(Recorded data)
━━━━━━

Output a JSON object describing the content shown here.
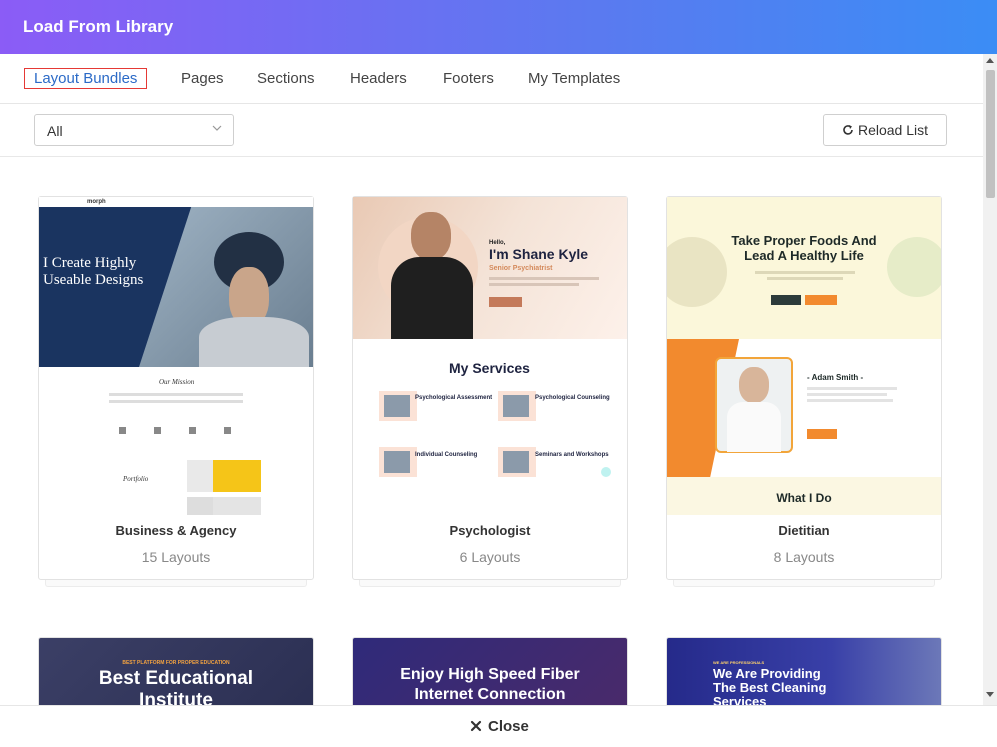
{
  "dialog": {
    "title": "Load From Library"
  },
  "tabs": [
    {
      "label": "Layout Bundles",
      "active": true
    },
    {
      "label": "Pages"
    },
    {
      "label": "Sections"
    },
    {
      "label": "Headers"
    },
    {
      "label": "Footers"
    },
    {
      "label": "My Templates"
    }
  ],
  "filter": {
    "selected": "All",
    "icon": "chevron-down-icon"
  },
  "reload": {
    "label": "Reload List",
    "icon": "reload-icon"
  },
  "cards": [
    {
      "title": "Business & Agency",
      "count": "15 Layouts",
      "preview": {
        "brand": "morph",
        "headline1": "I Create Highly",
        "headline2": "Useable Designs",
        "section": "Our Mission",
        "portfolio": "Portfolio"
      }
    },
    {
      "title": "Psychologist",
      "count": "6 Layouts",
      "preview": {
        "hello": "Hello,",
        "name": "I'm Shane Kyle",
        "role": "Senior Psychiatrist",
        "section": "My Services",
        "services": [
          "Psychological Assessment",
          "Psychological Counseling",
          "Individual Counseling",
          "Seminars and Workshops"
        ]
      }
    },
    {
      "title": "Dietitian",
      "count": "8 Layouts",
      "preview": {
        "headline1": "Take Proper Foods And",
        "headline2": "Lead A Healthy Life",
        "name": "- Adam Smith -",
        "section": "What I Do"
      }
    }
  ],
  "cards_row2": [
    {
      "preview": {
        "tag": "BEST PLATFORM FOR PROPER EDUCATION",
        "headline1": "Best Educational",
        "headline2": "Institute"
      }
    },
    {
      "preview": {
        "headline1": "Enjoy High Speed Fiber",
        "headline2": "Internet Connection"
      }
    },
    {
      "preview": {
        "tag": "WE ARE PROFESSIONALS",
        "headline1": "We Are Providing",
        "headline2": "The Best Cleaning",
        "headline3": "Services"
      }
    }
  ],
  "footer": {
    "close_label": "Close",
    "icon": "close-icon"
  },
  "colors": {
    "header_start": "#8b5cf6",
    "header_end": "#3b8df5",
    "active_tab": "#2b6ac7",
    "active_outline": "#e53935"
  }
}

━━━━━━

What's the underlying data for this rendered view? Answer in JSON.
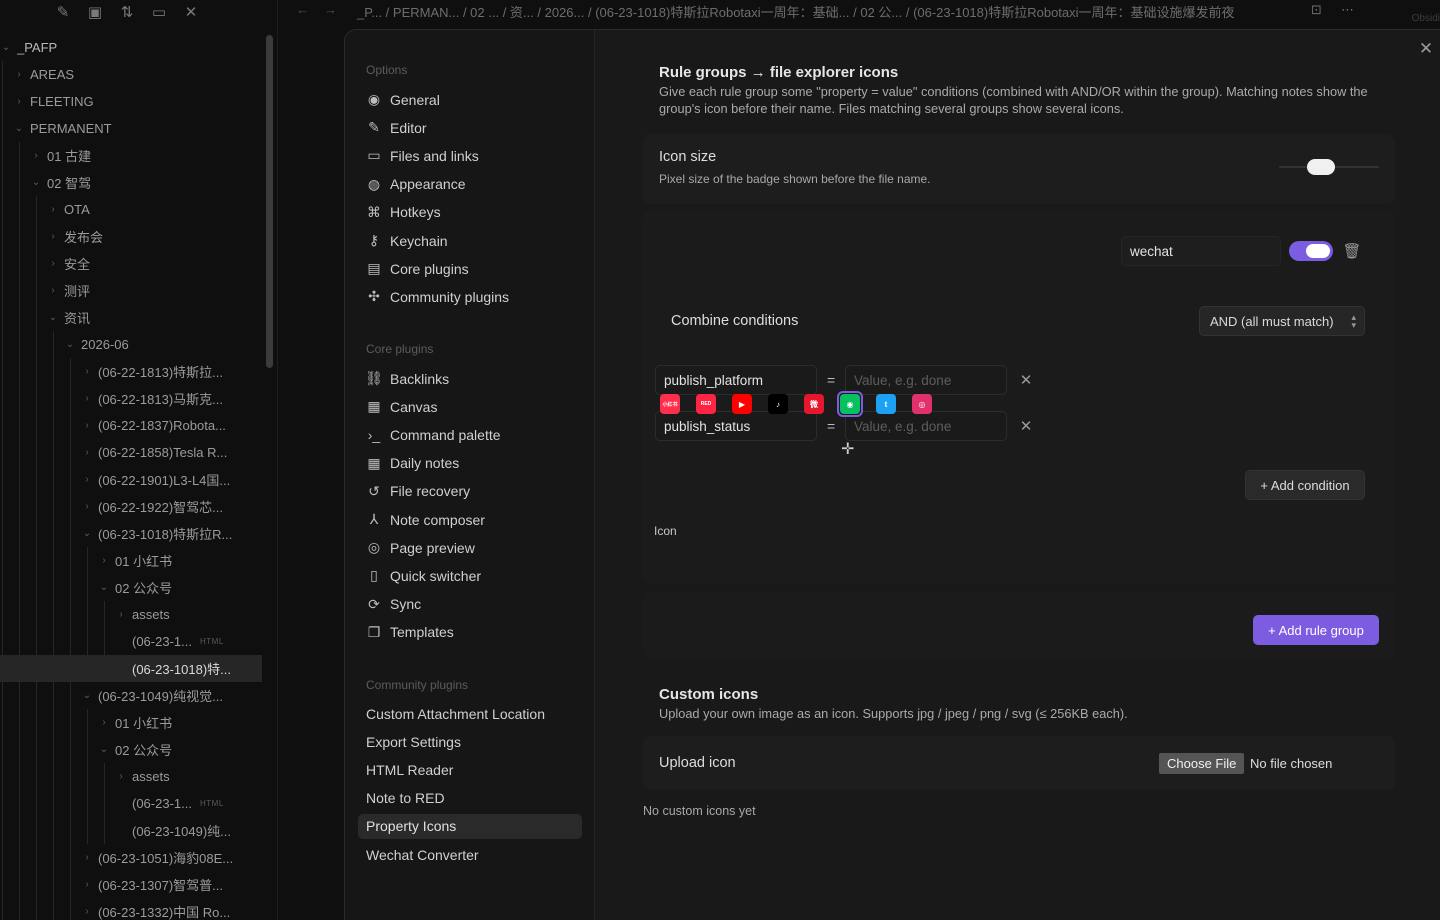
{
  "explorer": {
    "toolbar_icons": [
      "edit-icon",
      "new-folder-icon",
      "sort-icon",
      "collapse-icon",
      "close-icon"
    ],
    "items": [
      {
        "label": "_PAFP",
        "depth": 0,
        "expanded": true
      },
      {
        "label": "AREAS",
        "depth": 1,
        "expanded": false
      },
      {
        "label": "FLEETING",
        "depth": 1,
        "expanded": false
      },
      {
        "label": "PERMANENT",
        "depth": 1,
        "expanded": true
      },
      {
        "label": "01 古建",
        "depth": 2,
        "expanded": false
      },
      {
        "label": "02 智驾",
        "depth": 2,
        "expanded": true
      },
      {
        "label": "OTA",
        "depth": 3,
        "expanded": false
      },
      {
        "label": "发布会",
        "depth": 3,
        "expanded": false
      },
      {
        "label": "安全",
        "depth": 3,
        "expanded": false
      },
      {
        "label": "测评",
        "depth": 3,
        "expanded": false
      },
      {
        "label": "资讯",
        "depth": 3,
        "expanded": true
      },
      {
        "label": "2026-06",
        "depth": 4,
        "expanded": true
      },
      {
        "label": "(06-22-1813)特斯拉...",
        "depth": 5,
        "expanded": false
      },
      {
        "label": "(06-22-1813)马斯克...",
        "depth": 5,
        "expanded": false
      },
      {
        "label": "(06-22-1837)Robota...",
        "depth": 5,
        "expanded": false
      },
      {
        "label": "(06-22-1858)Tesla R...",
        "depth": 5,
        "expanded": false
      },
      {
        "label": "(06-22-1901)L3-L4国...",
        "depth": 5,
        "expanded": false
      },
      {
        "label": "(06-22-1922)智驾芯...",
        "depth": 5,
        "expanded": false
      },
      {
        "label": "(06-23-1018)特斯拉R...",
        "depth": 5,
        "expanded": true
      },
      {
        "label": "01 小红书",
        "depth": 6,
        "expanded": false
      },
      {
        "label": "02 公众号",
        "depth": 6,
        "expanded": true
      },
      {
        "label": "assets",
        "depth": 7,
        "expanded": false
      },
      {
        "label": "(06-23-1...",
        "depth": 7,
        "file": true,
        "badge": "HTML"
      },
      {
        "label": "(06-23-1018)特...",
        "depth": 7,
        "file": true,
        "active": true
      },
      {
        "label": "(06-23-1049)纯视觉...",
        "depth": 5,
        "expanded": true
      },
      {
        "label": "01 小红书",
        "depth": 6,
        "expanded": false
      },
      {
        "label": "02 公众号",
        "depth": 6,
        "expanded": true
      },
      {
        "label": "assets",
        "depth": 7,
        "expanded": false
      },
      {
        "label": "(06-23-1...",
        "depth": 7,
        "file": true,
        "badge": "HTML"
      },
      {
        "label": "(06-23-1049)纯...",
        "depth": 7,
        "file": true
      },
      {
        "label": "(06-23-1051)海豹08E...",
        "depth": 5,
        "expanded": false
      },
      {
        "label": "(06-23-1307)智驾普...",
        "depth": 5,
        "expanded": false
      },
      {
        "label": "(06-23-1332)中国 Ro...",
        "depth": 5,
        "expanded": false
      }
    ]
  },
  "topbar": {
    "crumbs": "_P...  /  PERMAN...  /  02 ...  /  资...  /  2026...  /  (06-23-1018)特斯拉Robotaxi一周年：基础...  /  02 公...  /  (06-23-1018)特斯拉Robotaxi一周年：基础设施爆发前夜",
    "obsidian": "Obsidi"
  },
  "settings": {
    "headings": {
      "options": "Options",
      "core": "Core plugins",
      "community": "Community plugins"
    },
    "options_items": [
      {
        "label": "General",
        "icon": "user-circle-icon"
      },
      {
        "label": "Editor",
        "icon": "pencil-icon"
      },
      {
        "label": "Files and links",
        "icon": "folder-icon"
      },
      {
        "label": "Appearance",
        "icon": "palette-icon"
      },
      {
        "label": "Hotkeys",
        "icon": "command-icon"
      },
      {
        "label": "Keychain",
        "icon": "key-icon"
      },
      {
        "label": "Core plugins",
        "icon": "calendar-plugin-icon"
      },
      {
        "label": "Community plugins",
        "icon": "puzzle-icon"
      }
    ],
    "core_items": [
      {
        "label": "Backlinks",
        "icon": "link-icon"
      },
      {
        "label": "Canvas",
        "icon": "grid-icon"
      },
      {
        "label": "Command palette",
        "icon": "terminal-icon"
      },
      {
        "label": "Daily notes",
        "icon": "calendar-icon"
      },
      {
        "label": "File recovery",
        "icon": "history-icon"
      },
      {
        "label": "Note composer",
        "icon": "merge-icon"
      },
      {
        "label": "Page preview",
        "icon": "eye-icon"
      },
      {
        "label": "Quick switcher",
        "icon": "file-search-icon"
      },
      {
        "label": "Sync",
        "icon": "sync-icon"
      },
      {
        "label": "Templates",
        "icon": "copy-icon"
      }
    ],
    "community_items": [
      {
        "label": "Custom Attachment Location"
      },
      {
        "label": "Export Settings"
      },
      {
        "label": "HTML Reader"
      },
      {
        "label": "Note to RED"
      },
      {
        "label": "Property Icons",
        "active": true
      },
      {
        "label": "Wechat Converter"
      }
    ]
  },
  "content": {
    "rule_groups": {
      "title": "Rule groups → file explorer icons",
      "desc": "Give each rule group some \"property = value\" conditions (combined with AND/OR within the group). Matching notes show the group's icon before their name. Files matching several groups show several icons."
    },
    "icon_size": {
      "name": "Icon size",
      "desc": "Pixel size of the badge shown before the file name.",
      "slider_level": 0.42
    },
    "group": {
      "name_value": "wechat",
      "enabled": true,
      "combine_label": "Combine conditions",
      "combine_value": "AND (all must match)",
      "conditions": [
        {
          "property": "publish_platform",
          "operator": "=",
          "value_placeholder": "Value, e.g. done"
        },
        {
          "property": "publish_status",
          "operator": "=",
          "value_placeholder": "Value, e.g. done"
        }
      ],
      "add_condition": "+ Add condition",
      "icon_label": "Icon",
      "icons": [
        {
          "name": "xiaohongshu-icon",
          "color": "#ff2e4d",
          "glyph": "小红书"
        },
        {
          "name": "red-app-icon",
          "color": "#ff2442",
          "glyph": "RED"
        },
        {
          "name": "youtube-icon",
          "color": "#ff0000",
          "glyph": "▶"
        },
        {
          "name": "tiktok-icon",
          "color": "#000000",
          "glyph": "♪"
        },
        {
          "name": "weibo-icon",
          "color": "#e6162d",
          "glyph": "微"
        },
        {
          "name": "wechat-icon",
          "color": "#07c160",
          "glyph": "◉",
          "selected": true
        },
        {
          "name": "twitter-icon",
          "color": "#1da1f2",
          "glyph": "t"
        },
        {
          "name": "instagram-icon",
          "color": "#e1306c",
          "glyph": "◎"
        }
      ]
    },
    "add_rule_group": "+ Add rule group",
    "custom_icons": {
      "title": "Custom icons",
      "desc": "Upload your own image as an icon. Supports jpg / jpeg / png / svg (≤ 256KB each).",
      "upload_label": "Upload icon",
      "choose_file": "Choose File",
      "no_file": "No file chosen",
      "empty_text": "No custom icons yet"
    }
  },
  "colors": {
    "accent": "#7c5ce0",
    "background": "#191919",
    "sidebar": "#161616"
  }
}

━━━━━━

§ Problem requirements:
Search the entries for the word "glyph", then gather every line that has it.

§ Task output:
          "glyph": "小红书"
          "glyph": "RED"
          "glyph": "▶"
          "glyph": "♪"
          "glyph": "微"
          "glyph": "◉",
          "glyph": "t"
          "glyph": "◎"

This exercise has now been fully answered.